Whatever the genesis of religion, social scientists have pointed to the benefits of religious affiliation, most of which can be explained by membership in a supportive community.

Because supportive communities come in all shapes and sizes, and don’t necessarily revolve around worship, one social scientist suggests that membership in a religious group is a lot like being a football fan.

Anthropologist Harvey Whitehouse has concluded that belief in the supernatural is window dressing on what really matters—elaborate rituals that foster group cohesion, creating personal bonds that people are willing to die for. (He doesn’t suggest that football fans go quite that far.)

The cooperation required in large settled communities is different from what you need in a small group based on face-to-face ties between people. When you’re facing high-risk encounters with other groups or dangerous animals, what you want in a small group is people so strongly bonded that they really stick together. The rituals that seem best-designed to do that are emotionally intense but not performed all that frequently. But when the group is too large for you to know everyone personally, you need to bind people together through group categories, like an ethnic group or a religious organization.
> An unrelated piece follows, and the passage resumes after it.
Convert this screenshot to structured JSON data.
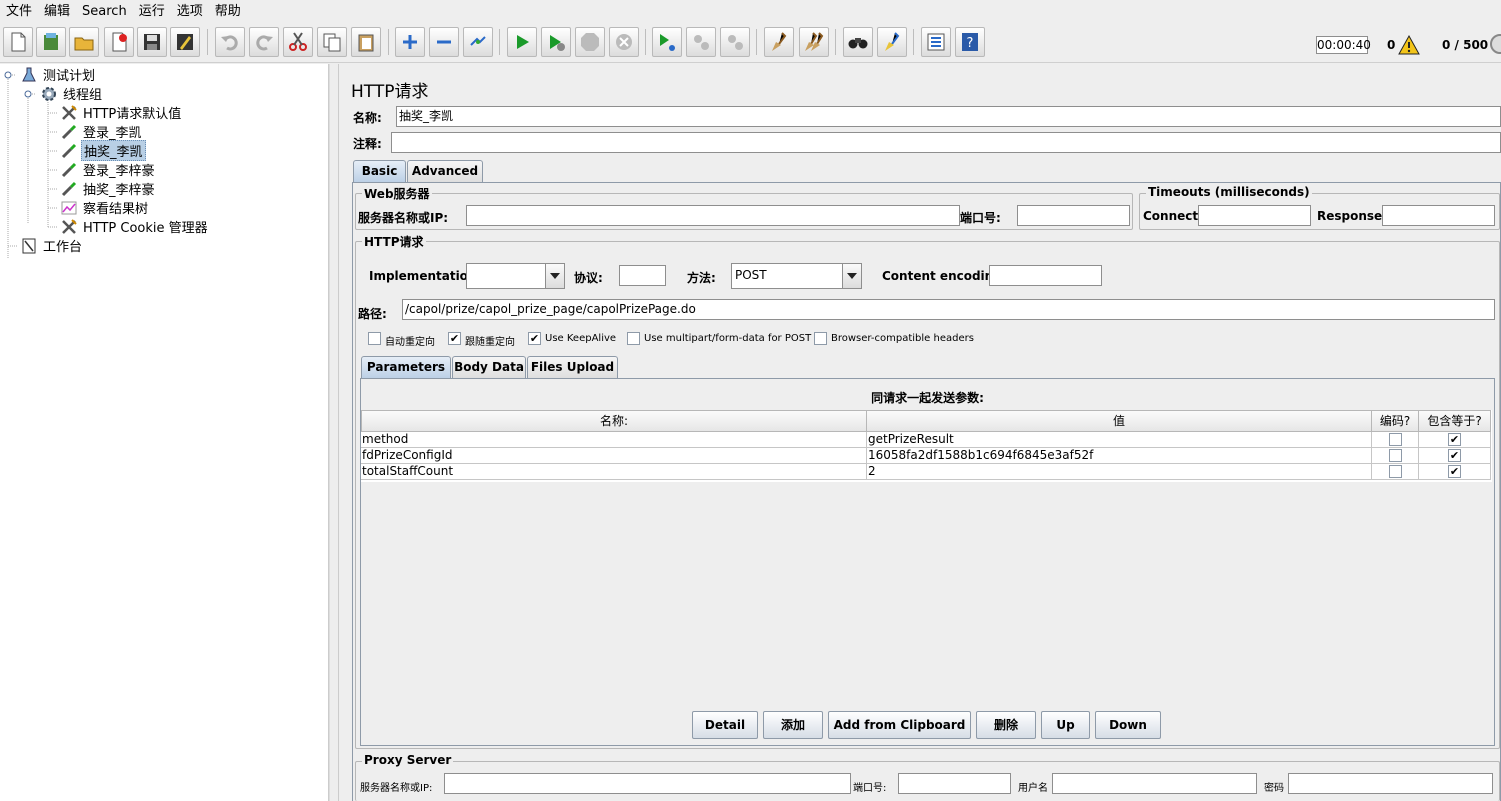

The high frequency rituals in larger religions make you lose sight of your personal self….

All really large-scale religions have rituals that people perform daily or at least once a week. We think this is one of the key differences between simply identifying with a group and being fused with a group. When you’re fused with a group, a person’s social identity really taps into personal identity as well. And identity fusion has a number of behavioral outcomes. Perhaps most importantly, fused individuals demonstrate a significant willingness to sacrifice themselves for their groups….

Unfortunately, sacrificing oneself for one’s group has often meant demonizing–or even murdering–those who belong to other groups, who worship other Gods–or none.

Religion has been, at best, a mixed blessing.